Sunday, January 14, 2007

Yoga for the mind

Thanks to Celina for this line. I had no other grand themes to discuss today, but when I read this line, I knew I just had to repost it. Can we go Zen on it? Has she been reading some scifaiku on the sly? No, I doubt it. She makes some good points about blogging as invaluable exercise for writings in this post, but it's the post before it that made me want to say, 'Amen.' There remains in many circles an overpowering romantic image of the struggling artist, pulled by the whims of a muse. And there are times when it's valuable to think of writing in this way. There are times when the creativity just doesn't seem to be there, and I don't think it's merely a phase young writers go through. We all have cycles of productivity and stagnation no matter how disciplined we are. But...

No, this needs a new paragraph. But the discipline has to be there. Too many people I run into get so hung up on the muse image, on the I-must-wait-for-the-inspiration dead-end. Certainly there are days when I get little done (including recently)...though even then, as I try to decide which route to take I am accomplishing something. But I think there's a strong danger in falling back on that waiting-for-the-inspiration thing anytime something gets difficult. You want to be a writer? Be ready to deal with those hard passages, with stories that you have to wrestle from your mind. If every time you run into a stumbling block you abandon the story, then you're not a writer. You play with words, little more.

One poet I studied in undergrad was William Stafford, who was known to hold himself to a poem every single day and recommended the same for aspiring poets. When asked what he did when he couldn't seem to write a good poem on a given day, he answered that then he writes a bad poem. People got in a huff, thinking he was advocating a slapdash approach to writing, thinking he was advising others to aim for mediocrity.
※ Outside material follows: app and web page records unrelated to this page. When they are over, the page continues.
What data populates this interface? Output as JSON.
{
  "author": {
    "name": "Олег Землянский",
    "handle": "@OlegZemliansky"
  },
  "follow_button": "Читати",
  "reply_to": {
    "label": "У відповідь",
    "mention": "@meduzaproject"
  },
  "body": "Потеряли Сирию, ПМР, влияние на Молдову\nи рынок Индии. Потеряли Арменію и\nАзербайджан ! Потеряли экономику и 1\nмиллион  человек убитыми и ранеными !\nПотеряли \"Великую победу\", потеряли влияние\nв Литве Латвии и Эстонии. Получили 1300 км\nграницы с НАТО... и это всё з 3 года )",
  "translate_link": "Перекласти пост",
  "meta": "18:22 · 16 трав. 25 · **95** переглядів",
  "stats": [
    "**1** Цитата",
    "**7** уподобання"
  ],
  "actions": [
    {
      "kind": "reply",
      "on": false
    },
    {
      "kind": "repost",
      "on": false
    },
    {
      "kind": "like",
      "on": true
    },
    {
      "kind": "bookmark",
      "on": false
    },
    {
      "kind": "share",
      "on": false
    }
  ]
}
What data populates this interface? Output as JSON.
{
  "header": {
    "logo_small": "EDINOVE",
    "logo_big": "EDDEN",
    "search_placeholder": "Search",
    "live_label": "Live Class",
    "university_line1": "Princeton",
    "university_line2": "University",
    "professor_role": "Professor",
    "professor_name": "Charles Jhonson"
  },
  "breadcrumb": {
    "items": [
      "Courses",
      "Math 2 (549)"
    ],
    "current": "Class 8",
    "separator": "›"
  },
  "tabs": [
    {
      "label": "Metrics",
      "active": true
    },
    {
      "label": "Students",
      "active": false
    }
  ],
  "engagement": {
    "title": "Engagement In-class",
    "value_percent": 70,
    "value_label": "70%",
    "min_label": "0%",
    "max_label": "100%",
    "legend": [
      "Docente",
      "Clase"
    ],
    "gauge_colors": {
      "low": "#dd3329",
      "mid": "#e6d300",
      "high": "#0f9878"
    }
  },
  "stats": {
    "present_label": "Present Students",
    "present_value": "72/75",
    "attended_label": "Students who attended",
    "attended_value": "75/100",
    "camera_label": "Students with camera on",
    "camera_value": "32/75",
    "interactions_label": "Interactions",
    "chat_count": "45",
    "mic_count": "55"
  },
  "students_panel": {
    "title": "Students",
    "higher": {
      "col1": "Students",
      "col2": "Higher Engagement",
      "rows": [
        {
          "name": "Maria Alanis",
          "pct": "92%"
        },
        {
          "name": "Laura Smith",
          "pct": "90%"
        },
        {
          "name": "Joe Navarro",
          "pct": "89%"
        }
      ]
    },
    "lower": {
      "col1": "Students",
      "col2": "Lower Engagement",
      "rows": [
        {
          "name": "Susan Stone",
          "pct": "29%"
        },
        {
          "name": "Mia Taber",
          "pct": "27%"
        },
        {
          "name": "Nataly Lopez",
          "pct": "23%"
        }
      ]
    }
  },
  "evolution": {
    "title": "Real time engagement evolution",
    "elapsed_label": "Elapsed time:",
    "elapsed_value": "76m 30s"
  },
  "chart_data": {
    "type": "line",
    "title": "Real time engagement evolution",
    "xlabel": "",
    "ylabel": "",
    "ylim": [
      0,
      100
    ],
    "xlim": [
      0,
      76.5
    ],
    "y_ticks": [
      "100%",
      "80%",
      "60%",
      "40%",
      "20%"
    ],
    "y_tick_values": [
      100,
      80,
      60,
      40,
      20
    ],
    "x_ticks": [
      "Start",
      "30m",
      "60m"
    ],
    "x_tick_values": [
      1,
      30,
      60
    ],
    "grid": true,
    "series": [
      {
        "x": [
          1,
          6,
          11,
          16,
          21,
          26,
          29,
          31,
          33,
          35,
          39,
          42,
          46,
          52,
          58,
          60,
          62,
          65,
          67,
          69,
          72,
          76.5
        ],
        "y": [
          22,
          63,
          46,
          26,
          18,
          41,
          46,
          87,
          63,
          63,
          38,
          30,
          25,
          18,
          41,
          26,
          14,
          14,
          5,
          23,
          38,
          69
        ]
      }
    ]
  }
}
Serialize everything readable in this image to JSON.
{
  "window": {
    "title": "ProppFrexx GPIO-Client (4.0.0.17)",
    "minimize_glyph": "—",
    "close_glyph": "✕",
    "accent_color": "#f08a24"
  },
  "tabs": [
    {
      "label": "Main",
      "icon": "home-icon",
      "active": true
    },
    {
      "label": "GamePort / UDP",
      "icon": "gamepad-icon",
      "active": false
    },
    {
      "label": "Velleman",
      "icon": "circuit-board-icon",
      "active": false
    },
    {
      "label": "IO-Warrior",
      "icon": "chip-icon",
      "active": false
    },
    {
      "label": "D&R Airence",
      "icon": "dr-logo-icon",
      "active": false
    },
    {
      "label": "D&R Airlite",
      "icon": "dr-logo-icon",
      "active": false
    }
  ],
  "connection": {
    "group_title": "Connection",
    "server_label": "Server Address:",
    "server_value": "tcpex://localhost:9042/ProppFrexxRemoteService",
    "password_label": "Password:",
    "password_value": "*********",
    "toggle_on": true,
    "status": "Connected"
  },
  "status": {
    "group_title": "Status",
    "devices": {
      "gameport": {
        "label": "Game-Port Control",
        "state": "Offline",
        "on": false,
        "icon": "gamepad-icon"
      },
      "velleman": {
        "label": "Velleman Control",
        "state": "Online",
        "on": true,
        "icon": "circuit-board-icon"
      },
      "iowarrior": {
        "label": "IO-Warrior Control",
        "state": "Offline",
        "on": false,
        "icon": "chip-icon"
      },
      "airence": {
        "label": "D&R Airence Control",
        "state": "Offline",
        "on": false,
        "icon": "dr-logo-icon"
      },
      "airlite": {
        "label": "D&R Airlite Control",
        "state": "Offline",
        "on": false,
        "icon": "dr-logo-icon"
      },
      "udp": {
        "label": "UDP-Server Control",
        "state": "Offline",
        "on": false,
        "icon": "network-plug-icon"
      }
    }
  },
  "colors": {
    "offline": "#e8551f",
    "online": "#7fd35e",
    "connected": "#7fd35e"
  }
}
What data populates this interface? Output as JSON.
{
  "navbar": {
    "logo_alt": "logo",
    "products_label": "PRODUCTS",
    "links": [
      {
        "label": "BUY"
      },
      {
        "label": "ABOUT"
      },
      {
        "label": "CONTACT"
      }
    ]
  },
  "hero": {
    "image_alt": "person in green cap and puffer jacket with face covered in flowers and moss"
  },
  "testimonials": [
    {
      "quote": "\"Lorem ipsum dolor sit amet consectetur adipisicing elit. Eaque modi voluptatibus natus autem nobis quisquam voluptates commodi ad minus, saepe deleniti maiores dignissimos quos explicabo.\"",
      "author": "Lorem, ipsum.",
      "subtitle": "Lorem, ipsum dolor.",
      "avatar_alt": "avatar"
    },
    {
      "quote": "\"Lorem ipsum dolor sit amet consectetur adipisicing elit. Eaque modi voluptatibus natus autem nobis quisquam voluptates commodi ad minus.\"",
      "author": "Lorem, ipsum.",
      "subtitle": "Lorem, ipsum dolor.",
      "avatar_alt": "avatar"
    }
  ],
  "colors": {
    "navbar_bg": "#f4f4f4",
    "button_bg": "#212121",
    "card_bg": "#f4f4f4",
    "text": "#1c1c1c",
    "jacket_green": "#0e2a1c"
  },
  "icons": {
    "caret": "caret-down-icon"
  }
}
But that's not it at all. The idea is that you use that discipline to write every day (or whatever works for you) without letting the fear of failure stop you.

So fail. Fail often. Learn from failure and have the discipline to bring success out of some of that failure as well.

7 comments:

Samantha Iriks said...

Wise words.

Thank you.

B. A. Barnett said...

Fail often. I think that calls for a t-shirt.

Besides, my muse is big burly guy with plumber's crack named Jim Bob. If I waited around for him, I'd never get any writing done. :)

Daniel Ausema said...

Hmm, a t-shirt, huh? =) Thanks for stopping by.

mscelina said...

the problem with yoga for the mind occurs only if you don't stretch adequately in advance....

*snicker*

visionbird said...

Well said! Waiting for the muse sometimes feels like waiting in an airport. The muses are out there having a great time, with or without us. We have to work hard to earn the rewards they give us! tricky critters, those muses...

:D

Daniel Ausema said...

=) Yes--stretching, airports, all of that. Now to combine it all into a story of yoga and muse hunting (or muse wrestling) in an airport lobby...

visionbird said...

Ha! Lots of potential for a fun story there!

Dana :)